### [HOW TO COMPLETE THIS TASK]
The answer must consist of each line below that contains the string "text".

Extracted data entries:
----
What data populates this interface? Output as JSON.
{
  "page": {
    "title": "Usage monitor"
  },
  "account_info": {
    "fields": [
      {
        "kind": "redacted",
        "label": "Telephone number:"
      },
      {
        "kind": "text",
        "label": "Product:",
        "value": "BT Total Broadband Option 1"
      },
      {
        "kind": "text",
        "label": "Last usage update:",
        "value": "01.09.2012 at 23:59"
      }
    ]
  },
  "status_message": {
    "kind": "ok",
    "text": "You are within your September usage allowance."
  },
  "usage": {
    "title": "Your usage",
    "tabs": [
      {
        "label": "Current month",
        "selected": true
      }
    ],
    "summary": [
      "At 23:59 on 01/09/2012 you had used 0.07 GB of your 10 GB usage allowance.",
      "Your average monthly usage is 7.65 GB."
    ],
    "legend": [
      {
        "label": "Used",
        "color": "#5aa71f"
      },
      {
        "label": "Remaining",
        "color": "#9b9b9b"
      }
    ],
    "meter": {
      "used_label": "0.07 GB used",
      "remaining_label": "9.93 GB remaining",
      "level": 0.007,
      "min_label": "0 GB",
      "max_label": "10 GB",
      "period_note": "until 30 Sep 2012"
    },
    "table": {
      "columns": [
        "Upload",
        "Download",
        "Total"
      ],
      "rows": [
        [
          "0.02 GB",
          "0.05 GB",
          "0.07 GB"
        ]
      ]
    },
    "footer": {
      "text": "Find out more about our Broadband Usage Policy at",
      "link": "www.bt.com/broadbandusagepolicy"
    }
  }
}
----
### [ANSWER TO THIS PROBLEM]
        "kind": "text",
        "kind": "text",
    "text": "You are within your September usage allowance."
      "text": "Find out more about our Broadband Usage Policy at",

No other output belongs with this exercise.